In the past three years, I found myself searching for something in relation to my work that was hard to grasp in the beginning, but became pretty clear in the spring of 2019: I wanted to be able to build whatever I wanted (especially after finding that a non-technical, female, solo founder had around 0% chances to raise money for a startup).
I’ve always been a very creative person and worked in localization at the time of my decision to teach myself coding. The fact that neither my passion for photography, illustration and design nor my creative linguistic work would ever turn into the career I hoped for only reassured me that this was ultimately the right choice for me. So I went to the library and got myself a book about HTML and CSS, while at the same time enrolling in freeCodeCamp. I was 100% sure that I’d fail miserably. I wasn’t clever enough, I was a failure in Math back in the days in school, and I was beyond intimated by all the smart programmers (mostly men) that seemed to comfortably tweet away about their coding achievements on a daily basis.

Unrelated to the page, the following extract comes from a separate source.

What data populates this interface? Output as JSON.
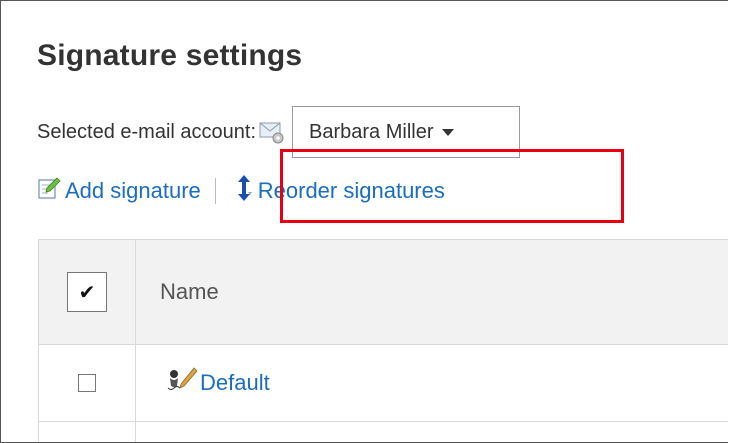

What kept me going despite being sure that I’d fail was, initially, the hope of having a seat at the table – most of the tools we use daily and that are a big part of our lives are made by men. I wondered: How would our world change if more women were involved in technical development?
And then, slowly but surely, mixed in with the frustration, came the joy of things making sense and working on a screen and even looking good. On the day I set up my portfolio page (not too long ago, actually!), I was 100% sure that this daunting adventure had turned into a passion of mine. And who was in charge of my successes and failures if not me?
There’s a lot to be said about Silicon Valley, but one of the best things that comes with living here is being immersed in a culture of learning and striving. I feel lucky to be surrounded by people that celebrate my interest in programming rather than telling me “You can’t do this anyway” (even though we have programmers like that as well, but this post doesn’t have space for them).
I still have incredibly much to learn before I’d even think about applying for a frontend developer role. Right now it almost seems like the most important first step was to unlearn some of my limiting beliefs.